U installs public defibrillators to guard against sudden heart attacks

Eric Swanson

Following a national health-care trend, the University’s Department of Emergency Management is installing dozens of portable defibrillators on campus for public use.

Defibrillators are medical devices designed to restart the normal beating of a heart in the event of sudden cardiac arrest. The device supplies an electric shock meant to realign erratic electrical pulses in the heart.

“(Defibrillators) can restart a heart, CPR cannot,” said Judson Freed, the former University emergency management director who helped implement the plan. “If you use them, people live.”

Defibrillators were already installed at sports facilities. Last year, a completed campus survey found other areas where there was a risk of sudden cardiac arrest.

It found Coffman Union and Morrill Hall, among others, at the top of the list of buildings with exceptional needs, said Lisa Matthews, University emergency management director.

“We wanted to pick buildings where large public gatherings and older individuals are,” Freed said.

Of more than 75 defibrillators on campus, 68 are new this year, one of the largest public-access defibrillation efforts in the country, Freed said.

Each defibrillator costs the University approximately $3,000, putting the total price to more than $200,000. Freed said the University received a state grant for a portion of the cost, leaving the rest for the Emergency Management Department.

None of the recently placed defibrillators have been used so far. Emergency professionals have used similar devices to save individuals on campus twice, but both incidents occurred before the implementation of this plan.

According to emergency management, one person every 90 seconds, or 1,000 people each day, suffers from sudden cardiac arrest in the United States. Most are not revived.

Proponents of the plan said other universities are purchasing defibrillators for similar plans.

Mary Newman, executive director of the National Center for Early Defibrillation, said all 50 states have Good Samaritan laws protecting untrained people’s use of defibrillators.

“There have never been any lawsuits for using a defibrillator, but there have been several lawsuits for not having one at all,” Newman said.

The University of Wisconsin-Milwaukee, Bowling Green State University and the University of Ohio, among others, have all recently implemented similar plans, on much smaller scales. Ohio is the closest to the University, with 20 defibrillators on its campus.

Kim Miller, risk management director for Bowling Green State University, said it has 15 defibrillators on campus.

“We thought it made sense to have them on campus,” Miller said. “We haven’t had a situation where we’ve needed to use them. The risk of a lawsuit seems to be higher for not having them.”

Experts and manufacturers said defibrillators can be used by just about anyone. They often cite an example of a 9-year-old boy who correctly used a defibrillator to save a life at Chicago’s O’Hare Airport.

“(Defibrillators) talk to you, telling you exactly what to do,” Freed said.

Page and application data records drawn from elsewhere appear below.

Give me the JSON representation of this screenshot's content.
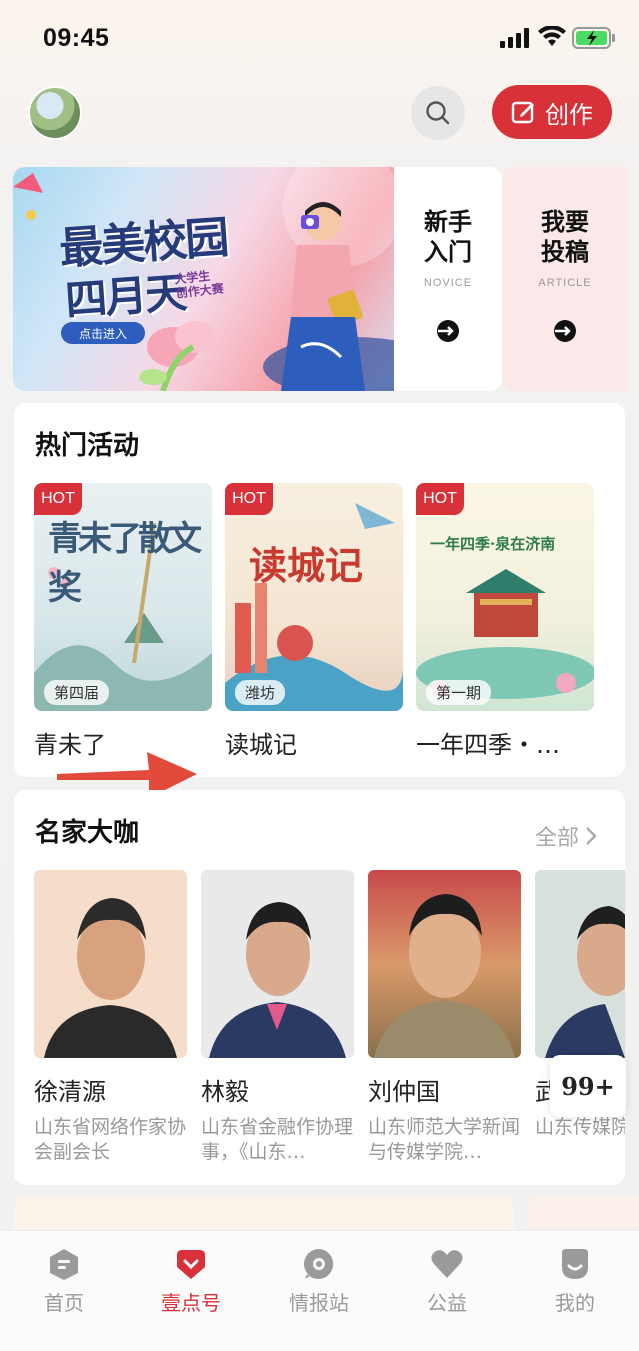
{
  "status_bar": {
    "time": "09:45"
  },
  "header": {
    "create_label": "创作"
  },
  "banner": {
    "title_line1": "最美校园",
    "title_line2": "四月天",
    "subtitle_line1": "大学生",
    "subtitle_line2": "创作大赛",
    "enter_label": "点击进入",
    "novice": {
      "title_line1": "新手",
      "title_line2": "入门",
      "subtitle": "NOVICE"
    },
    "article": {
      "title_line1": "我要",
      "title_line2": "投稿",
      "subtitle": "ARTICLE"
    }
  },
  "hot_activities": {
    "title": "热门活动",
    "items": [
      {
        "badge": "HOT",
        "tag": "第四届",
        "name": "青未了",
        "art_text": "青未了散文奖"
      },
      {
        "badge": "HOT",
        "tag": "潍坊",
        "name": "读城记",
        "art_text": "读城记"
      },
      {
        "badge": "HOT",
        "tag": "第一期",
        "name": "一年四季・…",
        "art_text": "一年四季·泉在济南"
      }
    ]
  },
  "experts": {
    "title": "名家大咖",
    "all_label": "全部",
    "items": [
      {
        "name": "徐清源",
        "desc": "山东省网络作家协会副会长"
      },
      {
        "name": "林毅",
        "desc": "山东省金融作协理事，《山东…"
      },
      {
        "name": "刘仲国",
        "desc": "山东师范大学新闻与传媒学院…"
      },
      {
        "name": "武",
        "desc": "山东传媒院副教授"
      }
    ]
  },
  "floating_badge": "99+",
  "tabbar": {
    "items": [
      {
        "label": "首页"
      },
      {
        "label": "壹点号"
      },
      {
        "label": "情报站"
      },
      {
        "label": "公益"
      },
      {
        "label": "我的"
      }
    ],
    "active": "壹点号"
  },
  "colors": {
    "accent": "#d8313a",
    "muted": "#9a9a9a"
  }
}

The Emergency Management Department has also trained people who work near the defibrillators, adding to their effectiveness and ensuring a correct response in emotional situations, Freed said.

“We call it Buttonology 101: How to Push a Button,” Freed said.

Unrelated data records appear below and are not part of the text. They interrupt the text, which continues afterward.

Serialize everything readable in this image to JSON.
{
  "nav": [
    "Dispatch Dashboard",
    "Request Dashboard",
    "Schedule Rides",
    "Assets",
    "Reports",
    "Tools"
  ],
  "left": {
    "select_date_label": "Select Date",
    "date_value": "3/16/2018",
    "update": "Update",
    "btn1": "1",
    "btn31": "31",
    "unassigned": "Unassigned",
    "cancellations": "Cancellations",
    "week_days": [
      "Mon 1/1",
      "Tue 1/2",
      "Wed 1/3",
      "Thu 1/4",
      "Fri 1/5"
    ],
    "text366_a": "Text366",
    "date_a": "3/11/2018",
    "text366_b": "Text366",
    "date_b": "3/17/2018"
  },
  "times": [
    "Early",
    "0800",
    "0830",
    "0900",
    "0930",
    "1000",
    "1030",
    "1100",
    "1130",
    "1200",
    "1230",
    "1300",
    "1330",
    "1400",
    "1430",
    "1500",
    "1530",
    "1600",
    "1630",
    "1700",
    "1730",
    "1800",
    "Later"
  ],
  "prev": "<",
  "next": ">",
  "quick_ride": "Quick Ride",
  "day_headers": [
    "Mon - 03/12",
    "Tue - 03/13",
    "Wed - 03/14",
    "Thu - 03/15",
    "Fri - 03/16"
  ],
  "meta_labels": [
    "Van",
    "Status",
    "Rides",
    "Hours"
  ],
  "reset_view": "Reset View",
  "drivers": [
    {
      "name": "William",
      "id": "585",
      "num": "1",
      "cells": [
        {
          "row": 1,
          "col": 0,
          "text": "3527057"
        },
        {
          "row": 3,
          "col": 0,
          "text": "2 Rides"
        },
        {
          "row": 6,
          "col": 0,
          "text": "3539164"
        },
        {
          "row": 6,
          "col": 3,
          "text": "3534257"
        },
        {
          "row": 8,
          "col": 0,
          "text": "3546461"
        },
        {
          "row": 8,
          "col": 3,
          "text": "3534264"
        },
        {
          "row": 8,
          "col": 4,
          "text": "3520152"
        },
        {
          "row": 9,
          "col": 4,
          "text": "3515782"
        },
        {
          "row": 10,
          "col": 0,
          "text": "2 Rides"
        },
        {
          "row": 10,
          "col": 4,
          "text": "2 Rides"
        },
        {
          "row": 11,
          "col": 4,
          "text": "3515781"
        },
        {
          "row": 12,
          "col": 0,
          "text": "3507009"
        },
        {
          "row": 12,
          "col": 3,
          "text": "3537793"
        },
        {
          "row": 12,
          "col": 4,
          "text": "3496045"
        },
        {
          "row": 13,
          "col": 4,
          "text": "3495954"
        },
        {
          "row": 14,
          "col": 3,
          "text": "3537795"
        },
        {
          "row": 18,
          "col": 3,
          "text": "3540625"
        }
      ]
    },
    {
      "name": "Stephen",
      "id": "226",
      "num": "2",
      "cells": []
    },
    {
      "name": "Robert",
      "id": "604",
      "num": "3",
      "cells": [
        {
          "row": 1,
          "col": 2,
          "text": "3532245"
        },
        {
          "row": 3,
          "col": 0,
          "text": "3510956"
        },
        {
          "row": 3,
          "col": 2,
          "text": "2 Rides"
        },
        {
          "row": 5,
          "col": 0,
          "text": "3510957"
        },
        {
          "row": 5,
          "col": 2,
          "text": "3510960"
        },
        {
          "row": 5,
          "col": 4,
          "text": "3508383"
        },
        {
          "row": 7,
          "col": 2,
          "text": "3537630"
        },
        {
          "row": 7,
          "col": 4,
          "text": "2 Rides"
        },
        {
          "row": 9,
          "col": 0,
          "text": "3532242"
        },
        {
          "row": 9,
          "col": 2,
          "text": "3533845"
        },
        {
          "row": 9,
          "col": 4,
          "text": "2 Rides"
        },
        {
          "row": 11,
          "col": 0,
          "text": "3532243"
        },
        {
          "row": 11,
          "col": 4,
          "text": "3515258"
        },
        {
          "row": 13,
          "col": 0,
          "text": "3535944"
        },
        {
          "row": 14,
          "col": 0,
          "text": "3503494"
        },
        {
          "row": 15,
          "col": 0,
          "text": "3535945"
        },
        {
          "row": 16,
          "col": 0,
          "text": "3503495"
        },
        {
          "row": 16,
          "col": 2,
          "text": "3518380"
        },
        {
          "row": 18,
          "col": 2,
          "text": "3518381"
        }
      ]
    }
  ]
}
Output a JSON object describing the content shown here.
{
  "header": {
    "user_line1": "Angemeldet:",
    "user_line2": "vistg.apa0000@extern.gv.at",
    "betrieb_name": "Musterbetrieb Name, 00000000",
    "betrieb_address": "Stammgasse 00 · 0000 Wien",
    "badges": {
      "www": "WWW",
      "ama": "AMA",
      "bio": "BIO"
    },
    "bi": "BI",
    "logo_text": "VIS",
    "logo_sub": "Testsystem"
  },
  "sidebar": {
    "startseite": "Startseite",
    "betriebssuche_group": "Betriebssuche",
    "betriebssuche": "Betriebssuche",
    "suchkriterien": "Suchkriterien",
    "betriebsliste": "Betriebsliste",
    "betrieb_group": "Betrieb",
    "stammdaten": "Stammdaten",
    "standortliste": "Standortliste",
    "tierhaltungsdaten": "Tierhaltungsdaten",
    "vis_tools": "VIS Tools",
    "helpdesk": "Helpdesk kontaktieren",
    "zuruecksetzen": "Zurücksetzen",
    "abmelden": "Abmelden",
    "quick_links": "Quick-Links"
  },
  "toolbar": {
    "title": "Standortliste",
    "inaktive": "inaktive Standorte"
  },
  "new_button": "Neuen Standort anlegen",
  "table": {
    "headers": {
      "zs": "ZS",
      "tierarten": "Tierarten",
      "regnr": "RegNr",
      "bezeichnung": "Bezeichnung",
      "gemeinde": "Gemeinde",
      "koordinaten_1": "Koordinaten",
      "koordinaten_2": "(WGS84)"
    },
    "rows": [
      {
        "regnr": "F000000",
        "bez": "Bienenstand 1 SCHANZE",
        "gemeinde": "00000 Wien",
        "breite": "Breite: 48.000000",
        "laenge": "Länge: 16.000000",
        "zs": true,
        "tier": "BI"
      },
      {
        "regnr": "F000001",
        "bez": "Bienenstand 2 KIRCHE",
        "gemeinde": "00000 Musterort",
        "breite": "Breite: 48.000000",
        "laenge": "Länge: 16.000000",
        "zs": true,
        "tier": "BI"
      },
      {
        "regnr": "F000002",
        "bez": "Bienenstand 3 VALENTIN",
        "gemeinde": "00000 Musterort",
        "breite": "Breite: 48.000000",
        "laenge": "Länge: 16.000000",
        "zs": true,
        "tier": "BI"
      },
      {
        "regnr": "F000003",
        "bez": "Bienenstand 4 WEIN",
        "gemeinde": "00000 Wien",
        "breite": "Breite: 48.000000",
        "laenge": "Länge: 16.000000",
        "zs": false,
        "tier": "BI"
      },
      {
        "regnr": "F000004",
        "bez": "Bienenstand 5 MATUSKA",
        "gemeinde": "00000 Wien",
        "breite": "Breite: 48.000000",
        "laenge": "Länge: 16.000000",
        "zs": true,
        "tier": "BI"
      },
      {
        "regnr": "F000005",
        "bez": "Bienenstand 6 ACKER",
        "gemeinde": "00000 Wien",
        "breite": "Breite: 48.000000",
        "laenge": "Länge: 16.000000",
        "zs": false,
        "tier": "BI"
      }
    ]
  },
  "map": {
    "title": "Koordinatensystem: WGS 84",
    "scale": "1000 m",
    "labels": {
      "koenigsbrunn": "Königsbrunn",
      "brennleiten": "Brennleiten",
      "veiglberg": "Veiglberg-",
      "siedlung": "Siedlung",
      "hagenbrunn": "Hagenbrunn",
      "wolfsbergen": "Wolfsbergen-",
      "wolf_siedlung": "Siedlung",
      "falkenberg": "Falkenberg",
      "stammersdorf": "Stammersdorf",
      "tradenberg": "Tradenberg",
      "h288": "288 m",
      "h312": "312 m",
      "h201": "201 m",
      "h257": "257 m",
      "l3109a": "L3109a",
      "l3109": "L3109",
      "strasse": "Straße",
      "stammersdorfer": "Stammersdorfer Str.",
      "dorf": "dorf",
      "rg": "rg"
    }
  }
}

Professionals and manufacturers usually recommend training on the specific defibrillator that might be used, but say training is not absolutely necessary. The University made sure police, emergency professionals and buildings all have the same defibrillator model to limit problems with its use.

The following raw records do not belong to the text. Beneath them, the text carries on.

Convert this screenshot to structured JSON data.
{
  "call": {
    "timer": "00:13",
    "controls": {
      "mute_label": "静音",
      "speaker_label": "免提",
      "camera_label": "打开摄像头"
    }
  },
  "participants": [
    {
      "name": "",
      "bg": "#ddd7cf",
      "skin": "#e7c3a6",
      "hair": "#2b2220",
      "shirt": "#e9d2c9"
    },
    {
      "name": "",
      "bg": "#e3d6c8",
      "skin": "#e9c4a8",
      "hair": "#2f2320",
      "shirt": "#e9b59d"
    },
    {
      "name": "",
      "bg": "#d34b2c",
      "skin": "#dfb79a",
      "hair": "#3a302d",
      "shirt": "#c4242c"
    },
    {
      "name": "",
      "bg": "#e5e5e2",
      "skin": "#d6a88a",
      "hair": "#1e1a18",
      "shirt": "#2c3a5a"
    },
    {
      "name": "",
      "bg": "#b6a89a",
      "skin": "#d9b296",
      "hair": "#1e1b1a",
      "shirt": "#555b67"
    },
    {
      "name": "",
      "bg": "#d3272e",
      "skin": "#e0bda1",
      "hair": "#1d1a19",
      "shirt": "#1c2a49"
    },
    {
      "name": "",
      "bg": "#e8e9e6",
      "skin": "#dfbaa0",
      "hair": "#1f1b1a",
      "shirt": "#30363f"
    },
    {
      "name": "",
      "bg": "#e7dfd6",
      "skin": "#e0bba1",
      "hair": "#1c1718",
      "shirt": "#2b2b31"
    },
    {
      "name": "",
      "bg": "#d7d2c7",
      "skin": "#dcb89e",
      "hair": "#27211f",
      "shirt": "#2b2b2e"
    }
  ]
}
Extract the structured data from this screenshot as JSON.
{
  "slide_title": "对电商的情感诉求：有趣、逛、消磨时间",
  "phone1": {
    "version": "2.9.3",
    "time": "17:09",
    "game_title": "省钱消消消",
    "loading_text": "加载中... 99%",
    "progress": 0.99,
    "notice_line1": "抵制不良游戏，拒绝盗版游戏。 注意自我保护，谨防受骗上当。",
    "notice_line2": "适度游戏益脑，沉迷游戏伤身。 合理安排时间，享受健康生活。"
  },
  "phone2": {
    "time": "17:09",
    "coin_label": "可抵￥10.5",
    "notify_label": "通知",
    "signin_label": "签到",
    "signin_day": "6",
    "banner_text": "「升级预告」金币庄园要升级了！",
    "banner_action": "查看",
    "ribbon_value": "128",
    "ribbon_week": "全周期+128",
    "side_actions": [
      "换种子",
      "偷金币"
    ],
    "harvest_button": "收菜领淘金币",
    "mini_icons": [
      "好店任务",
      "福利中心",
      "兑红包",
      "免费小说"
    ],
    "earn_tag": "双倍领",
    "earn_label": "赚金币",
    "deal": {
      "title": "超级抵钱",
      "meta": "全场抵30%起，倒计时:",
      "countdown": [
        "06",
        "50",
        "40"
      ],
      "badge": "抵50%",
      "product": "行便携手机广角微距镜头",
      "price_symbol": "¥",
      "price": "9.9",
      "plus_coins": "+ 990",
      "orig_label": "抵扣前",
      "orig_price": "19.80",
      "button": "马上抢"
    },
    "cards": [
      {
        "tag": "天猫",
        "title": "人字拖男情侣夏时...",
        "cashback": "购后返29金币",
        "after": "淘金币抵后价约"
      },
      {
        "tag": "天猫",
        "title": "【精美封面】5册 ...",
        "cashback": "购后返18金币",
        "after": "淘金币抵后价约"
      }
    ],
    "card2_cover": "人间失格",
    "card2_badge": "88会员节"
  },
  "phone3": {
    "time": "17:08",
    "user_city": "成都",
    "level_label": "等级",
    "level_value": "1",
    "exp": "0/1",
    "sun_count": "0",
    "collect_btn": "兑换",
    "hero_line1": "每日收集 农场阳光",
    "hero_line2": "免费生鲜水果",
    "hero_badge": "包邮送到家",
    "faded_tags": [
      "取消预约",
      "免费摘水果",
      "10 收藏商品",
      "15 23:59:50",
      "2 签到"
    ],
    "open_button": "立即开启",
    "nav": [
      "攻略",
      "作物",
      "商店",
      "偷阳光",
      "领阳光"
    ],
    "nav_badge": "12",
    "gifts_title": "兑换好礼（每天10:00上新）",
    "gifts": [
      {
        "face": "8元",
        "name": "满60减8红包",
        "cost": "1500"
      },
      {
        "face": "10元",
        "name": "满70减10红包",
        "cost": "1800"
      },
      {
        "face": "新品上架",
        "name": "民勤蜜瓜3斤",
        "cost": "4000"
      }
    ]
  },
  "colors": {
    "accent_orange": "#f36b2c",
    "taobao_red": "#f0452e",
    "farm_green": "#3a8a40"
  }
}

“Ideally, you should have training, but it’s better to use it than not use it,” Newman said. “With sudden cardiac arrest, the person is already dead. Using a defibrillator can only help.”